04-23-2009, 09:40 PM #14
BTW John, this may be a stupid question, but what is the document/book B5.9?
04-23-2009, 10:04 PM #15but what is the document/book B5.9?
All these A, D and L type spindle noses fall in to the general category of standardized, and there is a Standards organization that administers all this data.
04-24-2009, 02:28 AM #16
My incident of the lock ring loosening was also on a chuck and tailstock job. It was a piece of 2" dia 1018 x 24" long, with a live center in the tailstock. Hmmm....maybe there's something to that? Maybe the combination of the axial pressure from the tailstock, plus hitting some frequency while turning the long shaft, got the lock nut vibrating.
The spanner I'm using is about 12" long from the spindle c/l. As a guess, after I snug it and give it a little rap with the plastic hammer, it's probably tightened to 40-50 ft-lbs. Normally, loosening it requires the same little hammer rap. That is, it's tight enough that I can't just push on the 12" arm to break it loose. That would seem to be about right, by my mechanical knowledge. The Running A Regal manual doesn't seem to say anything about how tight the lock ring should be, unless I missed it somewhere.

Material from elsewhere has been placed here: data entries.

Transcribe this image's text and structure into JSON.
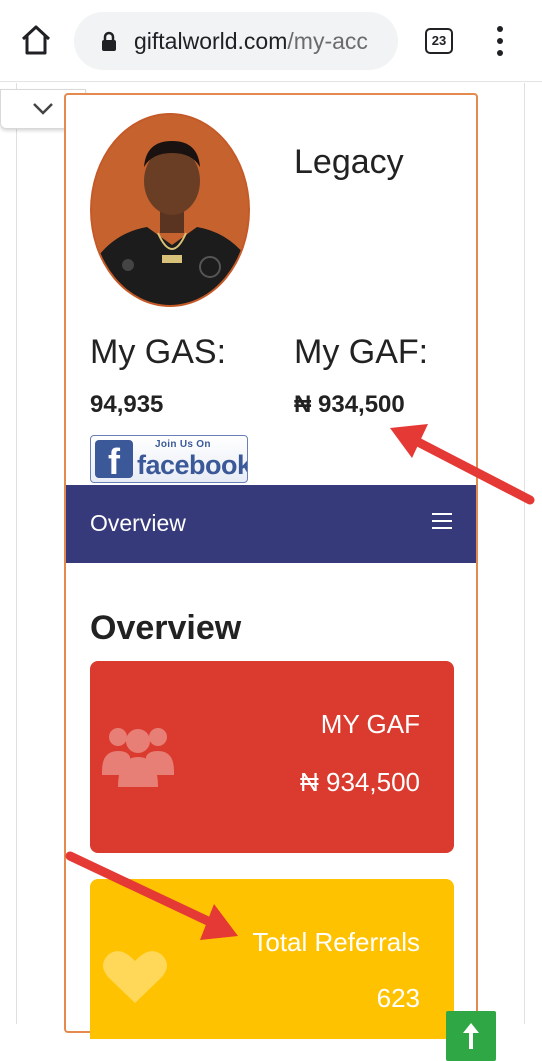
{
  "browser": {
    "url_host": "giftalworld.com",
    "url_path": "/my-acc",
    "tab_count": "23"
  },
  "profile": {
    "username": "Legacy",
    "gas_label": "My GAS:",
    "gas_value": "94,935",
    "gaf_label": "My GAF:",
    "gaf_value": "₦ 934,500"
  },
  "facebook_badge": {
    "top_text": "Join Us On",
    "brand_text": "facebook"
  },
  "navbar": {
    "title": "Overview"
  },
  "overview": {
    "heading": "Overview",
    "tiles": [
      {
        "label": "MY GAF",
        "value": "₦ 934,500",
        "icon": "users-icon",
        "color": "#db3a2e"
      },
      {
        "label": "Total Referrals",
        "value": "623",
        "icon": "heart-icon",
        "color": "#ffc200"
      }
    ]
  },
  "colors": {
    "accent_border": "#e58a4e",
    "navbar": "#363a7a",
    "scroll_button": "#2fa744",
    "annotation_arrow": "#e53935"
  }
}
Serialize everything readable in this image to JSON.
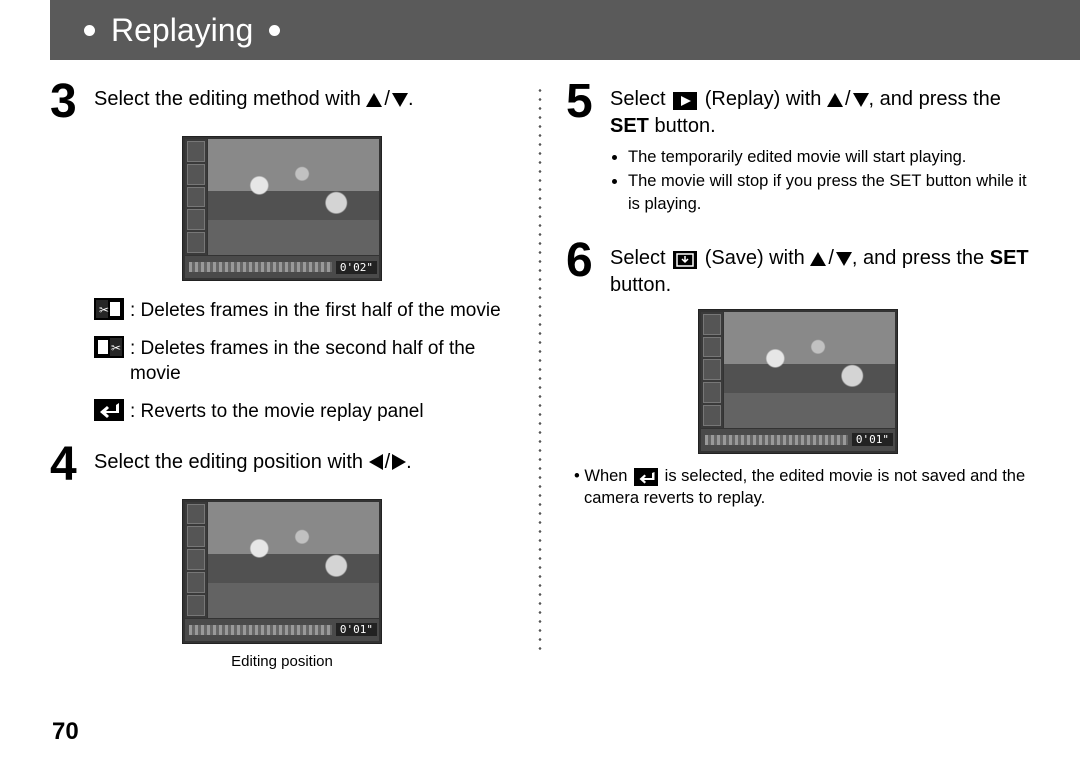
{
  "header": {
    "title": "Replaying"
  },
  "page_number": "70",
  "steps": {
    "s3": {
      "num": "3",
      "text": "Select the editing method with "
    },
    "s4": {
      "num": "4",
      "text": "Select the editing position with "
    },
    "s5": {
      "num": "5",
      "text_a": "Select ",
      "text_b": " (Replay) with ",
      "text_c": ", and press the ",
      "bold": "SET",
      "text_d": " button.",
      "bullets": [
        "The temporarily edited movie will start playing.",
        "The movie will stop if you press the SET button while it is playing."
      ]
    },
    "s6": {
      "num": "6",
      "text_a": "Select ",
      "text_b": " (Save) with ",
      "text_c": ", and press the ",
      "bold": "SET",
      "text_d": " button.",
      "note_a": "When ",
      "note_b": " is selected, the edited movie is not saved and the camera reverts to replay."
    }
  },
  "legend": {
    "cut_first": ": Deletes frames in the first half of the movie",
    "cut_second": ": Deletes frames in the second half of the movie",
    "revert": ": Reverts to the movie replay panel"
  },
  "screenshots": {
    "a_time": "0'02\"",
    "b_time": "0'01\"",
    "c_time": "0'01\"",
    "b_caption": "Editing position"
  }
}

04-24-2009, 03:04 AM #17
If the C spanner is massively proportioned, I'd be hitting one that short with something just about as heavy as I was comfortable to wield, preferably faced with endgrain timber, aluminium or similar. (Not plastic - too absorbent)
With a heavy slugging implement, you don't have to swing it hard, just let the weight bring itself to bear. The ponderous application of a something massive is much less traumatic for machinery (and less likely to be mis-struck) than swinging something lighter, more vigorously.
As my mentor used to say, in all seriousness "If it doesn't fit, don't force it; get a bigger hammer"
That's my take, anyway. My L0 spindle nut and thread are still in perfect nick, FWIW